Three distinct pharmacological actions have been implicated in the antimigraine effect of the triptans: (1) stimulation of presynaptic 5-HT1D receptors, which serves to inhibit both dural vasodilation and inflammation; (2) direct inhibition of trigeminal nuclei cell excitability via 5-HT1B/1D receptor agonism in the brainstem and (3) vasoconstriction of meningeal, dural, cerebral or pial vessels as a result of vascular 5-HT1B receptor agonism.
Rizatriptan is a selective agonist of serotonin (5-hydroxytryptamine; 5-HT) type 1B and 1D receptors. It is structurally and pharmacologically related to other selective 5-HT1B/1D receptor agonists and has only a weak affinity for 5-HT1A, 5-HT5A, and 5-HT7 receptors and no significant affinity or pharmacological activity at 5-HT2, 5-HT3 or 5-HT4 receptor subtypes or at alpha1-, alpha2-, or beta-adrenergic, dopamine1, ; dopamine2; muscarinic, or benzodiazepine receptors. This action in humans correlates with the relief of migraine headache. In addition to causing vasoconstriction, experimental data from animal studies show that Rizatriptan also activates 5-HT1 receptors on peripheral terminals of the trigeminal nerve innervating cranial blood vessels, which may also contribute to the antimigrainous effect of Rizatriptan in humans.
Rizatriptan is metabolized by monoamine oxidase A isoenzyme (MAO-A) to an inactive indole acetic acid metabolite. In addition, several other inactive metabolites are formed.

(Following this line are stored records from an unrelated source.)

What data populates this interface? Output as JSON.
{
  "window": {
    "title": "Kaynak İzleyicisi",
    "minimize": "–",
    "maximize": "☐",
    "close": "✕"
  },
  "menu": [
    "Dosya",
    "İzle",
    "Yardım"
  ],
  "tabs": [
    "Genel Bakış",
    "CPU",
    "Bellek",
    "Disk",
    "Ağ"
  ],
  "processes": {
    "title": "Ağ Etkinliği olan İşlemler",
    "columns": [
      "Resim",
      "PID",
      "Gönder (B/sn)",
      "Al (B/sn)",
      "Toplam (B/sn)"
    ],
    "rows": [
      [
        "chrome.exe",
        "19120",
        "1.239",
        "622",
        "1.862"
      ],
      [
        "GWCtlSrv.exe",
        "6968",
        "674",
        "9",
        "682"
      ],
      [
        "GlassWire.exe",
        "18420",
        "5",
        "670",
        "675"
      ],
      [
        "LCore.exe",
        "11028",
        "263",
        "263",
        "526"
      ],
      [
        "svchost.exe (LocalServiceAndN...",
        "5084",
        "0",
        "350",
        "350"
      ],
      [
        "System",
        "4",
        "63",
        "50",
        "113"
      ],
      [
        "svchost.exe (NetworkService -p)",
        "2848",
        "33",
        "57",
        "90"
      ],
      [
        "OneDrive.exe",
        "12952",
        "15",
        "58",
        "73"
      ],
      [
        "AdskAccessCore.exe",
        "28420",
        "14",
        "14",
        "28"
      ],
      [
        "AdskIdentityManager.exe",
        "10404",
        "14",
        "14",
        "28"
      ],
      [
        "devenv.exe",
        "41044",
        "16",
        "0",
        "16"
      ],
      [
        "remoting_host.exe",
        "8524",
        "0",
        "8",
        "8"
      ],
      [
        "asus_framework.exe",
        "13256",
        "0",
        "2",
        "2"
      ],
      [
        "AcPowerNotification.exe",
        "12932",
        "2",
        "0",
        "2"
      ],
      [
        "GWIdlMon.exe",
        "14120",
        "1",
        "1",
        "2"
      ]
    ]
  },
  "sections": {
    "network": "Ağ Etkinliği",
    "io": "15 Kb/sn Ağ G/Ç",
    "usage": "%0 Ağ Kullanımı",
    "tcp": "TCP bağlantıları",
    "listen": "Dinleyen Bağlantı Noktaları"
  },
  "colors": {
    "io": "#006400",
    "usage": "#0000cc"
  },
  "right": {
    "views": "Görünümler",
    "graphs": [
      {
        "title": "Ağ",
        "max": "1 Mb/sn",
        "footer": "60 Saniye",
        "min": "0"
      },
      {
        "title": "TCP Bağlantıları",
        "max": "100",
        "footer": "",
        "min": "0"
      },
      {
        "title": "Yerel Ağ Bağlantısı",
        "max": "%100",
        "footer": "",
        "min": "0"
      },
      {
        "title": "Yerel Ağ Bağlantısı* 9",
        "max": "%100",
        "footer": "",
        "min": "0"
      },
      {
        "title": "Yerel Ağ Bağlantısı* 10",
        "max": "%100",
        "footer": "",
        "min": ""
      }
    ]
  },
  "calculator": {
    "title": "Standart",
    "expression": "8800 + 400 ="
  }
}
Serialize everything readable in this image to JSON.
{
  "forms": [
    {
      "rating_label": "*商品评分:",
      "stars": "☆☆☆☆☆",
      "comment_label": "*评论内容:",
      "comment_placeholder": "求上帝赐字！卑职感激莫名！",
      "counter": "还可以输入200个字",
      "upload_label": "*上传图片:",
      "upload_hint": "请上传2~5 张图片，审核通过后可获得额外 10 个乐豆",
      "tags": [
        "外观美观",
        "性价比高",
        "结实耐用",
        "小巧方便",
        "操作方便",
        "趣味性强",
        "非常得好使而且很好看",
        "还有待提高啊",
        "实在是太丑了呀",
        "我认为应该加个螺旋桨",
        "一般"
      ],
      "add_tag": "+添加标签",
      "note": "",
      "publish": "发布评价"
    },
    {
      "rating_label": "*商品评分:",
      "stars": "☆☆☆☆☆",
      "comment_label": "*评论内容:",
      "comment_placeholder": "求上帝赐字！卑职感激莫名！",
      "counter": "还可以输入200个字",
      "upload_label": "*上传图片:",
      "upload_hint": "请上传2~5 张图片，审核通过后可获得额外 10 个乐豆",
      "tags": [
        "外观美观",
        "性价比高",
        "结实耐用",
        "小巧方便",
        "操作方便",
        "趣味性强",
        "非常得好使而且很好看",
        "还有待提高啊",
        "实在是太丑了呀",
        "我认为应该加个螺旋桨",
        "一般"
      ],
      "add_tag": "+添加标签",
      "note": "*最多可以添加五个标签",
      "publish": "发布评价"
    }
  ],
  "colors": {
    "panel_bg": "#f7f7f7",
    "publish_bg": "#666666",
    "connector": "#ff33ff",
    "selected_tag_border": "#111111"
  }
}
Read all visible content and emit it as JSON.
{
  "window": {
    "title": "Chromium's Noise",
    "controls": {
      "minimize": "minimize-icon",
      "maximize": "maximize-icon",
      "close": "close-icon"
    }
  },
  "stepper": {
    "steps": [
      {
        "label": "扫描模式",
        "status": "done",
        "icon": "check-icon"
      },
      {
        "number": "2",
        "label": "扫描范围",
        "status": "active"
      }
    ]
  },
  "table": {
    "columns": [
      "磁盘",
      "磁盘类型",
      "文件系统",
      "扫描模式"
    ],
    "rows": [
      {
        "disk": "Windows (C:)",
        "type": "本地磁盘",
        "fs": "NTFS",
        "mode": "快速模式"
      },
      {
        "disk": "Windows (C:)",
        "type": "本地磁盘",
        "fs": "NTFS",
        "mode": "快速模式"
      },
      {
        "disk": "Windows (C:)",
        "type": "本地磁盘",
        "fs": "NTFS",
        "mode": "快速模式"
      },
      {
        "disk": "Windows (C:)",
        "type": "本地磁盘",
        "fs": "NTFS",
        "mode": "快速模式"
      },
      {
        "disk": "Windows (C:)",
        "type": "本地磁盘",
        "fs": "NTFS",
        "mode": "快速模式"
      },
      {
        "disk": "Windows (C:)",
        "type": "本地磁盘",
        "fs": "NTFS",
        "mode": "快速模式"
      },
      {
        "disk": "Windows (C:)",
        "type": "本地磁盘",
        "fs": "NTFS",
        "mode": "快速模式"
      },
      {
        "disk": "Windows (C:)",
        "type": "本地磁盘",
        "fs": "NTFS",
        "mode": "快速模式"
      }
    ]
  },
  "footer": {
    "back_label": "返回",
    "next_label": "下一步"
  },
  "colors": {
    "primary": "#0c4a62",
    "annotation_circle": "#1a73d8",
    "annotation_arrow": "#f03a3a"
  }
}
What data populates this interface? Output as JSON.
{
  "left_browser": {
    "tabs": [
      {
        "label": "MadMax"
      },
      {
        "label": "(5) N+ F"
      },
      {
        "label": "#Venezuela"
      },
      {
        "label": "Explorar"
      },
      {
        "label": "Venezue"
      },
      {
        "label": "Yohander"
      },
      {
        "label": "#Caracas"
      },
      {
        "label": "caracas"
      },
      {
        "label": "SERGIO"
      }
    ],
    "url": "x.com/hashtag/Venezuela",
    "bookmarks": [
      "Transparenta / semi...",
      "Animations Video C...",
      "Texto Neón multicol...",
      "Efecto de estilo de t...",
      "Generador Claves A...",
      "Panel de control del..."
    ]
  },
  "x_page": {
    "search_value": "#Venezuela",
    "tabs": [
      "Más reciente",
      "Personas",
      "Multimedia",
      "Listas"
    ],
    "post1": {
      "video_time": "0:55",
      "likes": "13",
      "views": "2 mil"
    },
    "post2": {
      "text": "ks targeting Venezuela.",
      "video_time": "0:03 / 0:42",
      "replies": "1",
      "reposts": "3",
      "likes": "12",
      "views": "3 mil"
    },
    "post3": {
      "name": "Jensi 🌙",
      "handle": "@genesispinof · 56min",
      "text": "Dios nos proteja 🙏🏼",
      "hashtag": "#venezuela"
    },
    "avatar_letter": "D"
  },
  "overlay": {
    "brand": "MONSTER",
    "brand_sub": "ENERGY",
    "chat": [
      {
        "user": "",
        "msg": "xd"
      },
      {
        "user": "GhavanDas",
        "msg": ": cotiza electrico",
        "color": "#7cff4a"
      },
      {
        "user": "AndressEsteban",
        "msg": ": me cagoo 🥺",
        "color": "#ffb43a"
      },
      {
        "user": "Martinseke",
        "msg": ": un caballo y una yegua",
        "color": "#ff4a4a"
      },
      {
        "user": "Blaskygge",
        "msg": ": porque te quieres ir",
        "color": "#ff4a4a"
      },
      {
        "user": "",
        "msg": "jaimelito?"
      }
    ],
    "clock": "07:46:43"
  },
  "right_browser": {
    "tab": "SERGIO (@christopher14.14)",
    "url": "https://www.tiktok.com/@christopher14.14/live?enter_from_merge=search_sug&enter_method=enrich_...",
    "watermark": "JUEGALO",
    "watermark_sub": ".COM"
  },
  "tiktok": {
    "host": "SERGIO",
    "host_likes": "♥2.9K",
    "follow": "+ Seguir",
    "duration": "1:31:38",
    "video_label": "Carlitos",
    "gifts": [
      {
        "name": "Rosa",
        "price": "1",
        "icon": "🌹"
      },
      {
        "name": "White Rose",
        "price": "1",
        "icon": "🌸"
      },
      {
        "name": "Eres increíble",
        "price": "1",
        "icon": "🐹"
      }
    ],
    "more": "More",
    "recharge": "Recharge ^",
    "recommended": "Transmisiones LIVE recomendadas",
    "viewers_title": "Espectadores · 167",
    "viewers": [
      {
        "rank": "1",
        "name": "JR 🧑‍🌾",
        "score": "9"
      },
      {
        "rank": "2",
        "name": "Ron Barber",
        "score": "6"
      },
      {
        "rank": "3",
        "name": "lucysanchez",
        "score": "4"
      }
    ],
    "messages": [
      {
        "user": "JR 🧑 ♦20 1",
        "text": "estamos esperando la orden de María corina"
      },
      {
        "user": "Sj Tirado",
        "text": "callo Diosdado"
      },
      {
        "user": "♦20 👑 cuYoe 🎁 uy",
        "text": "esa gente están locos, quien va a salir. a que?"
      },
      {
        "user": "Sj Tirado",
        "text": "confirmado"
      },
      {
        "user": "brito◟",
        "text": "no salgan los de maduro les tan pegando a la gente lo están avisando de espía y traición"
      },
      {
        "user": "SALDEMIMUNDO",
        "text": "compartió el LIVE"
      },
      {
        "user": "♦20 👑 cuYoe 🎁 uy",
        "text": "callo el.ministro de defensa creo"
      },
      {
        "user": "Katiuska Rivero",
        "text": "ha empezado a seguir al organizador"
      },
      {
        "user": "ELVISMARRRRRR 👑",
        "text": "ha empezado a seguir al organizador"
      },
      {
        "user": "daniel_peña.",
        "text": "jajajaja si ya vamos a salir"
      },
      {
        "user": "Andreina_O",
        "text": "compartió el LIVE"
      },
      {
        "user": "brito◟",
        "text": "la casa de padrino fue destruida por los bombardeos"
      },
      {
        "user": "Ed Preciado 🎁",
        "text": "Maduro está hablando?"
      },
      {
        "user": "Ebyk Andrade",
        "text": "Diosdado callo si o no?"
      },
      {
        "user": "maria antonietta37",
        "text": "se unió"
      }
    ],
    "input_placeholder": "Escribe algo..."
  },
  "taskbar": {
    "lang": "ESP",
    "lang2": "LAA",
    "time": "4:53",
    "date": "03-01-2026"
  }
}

An active metabolite, N-monodesmethyl-rizatriptan, with pharmacological activity similar to that of the parent compound has been identified in small concentrations (14%) in the plasma.
Symptoms of overdose include dizziness, fainting, heart and blood vessel problems, high blood pressure, loss of bowel and bladder control, slow heartbeat, and vomiting.